Thursday, December 07, 2006

Does Abp. Akinola Want to Jail All Gays?

There are two parishes in Virginia that will be deciding this weekend if they will be leaving TEC. Since Martyn Minns is rector of one of these parishes, and also a Bishop of Nigeria, overseen by Abp. Peter Akinola, the assumption has been that these parishes will choose to join Nigeria.

On Monday the Washington Post carried an article on this situation, which included the following excerpt:

...Some members of the two Fairfax churches say they are comfortable with the arrangement because Minns is their "missionary bishop." However, they know there are questions about a suburban Washington congregation technically under the leadership of Akinola, who has supported a new Nigerian law that penalizes gay activity, whether private or "a public show of same sex amorous relationship," with jail time.

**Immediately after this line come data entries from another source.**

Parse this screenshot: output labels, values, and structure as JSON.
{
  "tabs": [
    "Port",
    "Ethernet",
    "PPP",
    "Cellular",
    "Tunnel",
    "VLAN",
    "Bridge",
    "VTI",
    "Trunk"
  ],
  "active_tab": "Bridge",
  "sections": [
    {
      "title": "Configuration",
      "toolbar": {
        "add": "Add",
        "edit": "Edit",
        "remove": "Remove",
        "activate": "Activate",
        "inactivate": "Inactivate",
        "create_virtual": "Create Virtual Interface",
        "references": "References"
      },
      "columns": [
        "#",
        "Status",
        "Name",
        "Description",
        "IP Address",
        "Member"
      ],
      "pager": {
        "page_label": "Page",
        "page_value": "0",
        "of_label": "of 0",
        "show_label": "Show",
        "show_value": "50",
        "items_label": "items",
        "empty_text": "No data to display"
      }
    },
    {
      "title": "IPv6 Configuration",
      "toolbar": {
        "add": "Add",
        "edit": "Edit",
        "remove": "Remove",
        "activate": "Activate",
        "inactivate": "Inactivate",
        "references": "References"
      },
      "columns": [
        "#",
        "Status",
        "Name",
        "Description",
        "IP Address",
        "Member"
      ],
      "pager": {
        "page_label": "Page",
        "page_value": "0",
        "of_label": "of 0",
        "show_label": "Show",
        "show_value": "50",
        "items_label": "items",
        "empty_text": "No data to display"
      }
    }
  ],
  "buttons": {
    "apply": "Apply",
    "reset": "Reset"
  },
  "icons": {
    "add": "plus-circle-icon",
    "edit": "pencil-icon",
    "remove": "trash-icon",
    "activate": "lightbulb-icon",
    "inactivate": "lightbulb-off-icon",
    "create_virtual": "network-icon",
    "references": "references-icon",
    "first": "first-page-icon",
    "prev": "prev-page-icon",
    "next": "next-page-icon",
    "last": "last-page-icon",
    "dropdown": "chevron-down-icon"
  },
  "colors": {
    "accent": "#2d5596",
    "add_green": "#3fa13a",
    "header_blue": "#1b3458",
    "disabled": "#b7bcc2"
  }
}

Jim Pierobon, a member of The Falls Church serving as a spokesman for both Fairfax churches, said he believes Akinola is trying to ease tensions between Nigerian Anglicans and Muslims by supporting the law. That doesn't mean the leadership issue doesn't weigh on Pierobon's conscience.

"I can't ignore what's gone on," he said Friday. "It gives me pause. But I understand it well enough that it's not a show-stopper"...
In response to this article, Bp. Minns has posted A Statement of Clarification on the Truro Church website:

In a recent Washington Post article, Archbishop Peter J. Akinola was characterized as “an advocate of jailing gays.” That is not true.

Archbishop Akinola believes that all people—whatever their manner of life or sexual orientation—are made in the image of God and deserve to be treated with respect. “We are all broken and need the transforming love of God,” Archbishop Akinola said to me during a recent conversation.

Archbishop Akinola also said, “Jesus Christ is our example for this. He refused to condemn the woman caught in adultery instead he said. ‘Go now and sin no more.’ That is an essential part of the message of the Gospel and the teaching of our congregations.”
That still leaves me with some questions regarding Abp. Akinola's previous public statements in support of Nigeria's proposed legislation.

From February 2006:

The Bill against Homosexuality:

The Church commends the law-makers for their prompt reaction to outlaw same-sex relationships in Nigeria and calls for the bill to be passed since the idea expressed in the bill is the moral position of Nigerians regarding human sexuality.
From September 2006:

Human Sexuality

The Church affirms our commitment to the total rejection of the evil of homosexuality which is a perversion of human dignity and encourages the National Assembly to ratify the Bill prohibiting the legality of homosexuality since it is incongruent with the teachings of the Bible, Quran and the basic African traditional values.
Note that Peter Akinola's name appears at the conclusion of both of these documents.

Also note the following explanation from a Nigerian official regarding the proposed legislation:

...Justice Minister Bayo Ojo said the law would also ban "any form of protest to press for rights or recognition" by homosexuals, the AFP news agency reports...
So, what are we to make of this? Is Abp. Akinola continuing to advocate for the jailing of gays and their supporters? Or are we to consider Bp. Minns' denial as a retraction of Abp. Akinola's previous statements?

This proposed Nigerian legislation is contrary to Lambeth 1.10, the Windsor Report, the policy of the US Department of State, and basic Christian decency. One would hope that Abp. Akinola's (previous or continued?) support of such legislation would give the parishes in Virginia good reasons to reconsider aligning themselves with Nigeria.

Jim Naughton offers us two excellent commentaries on this situation. If you want more background on the development of this legislation and the Church of Nigeria's role in that development, make sure you follow Jim's links.

J.

No comments: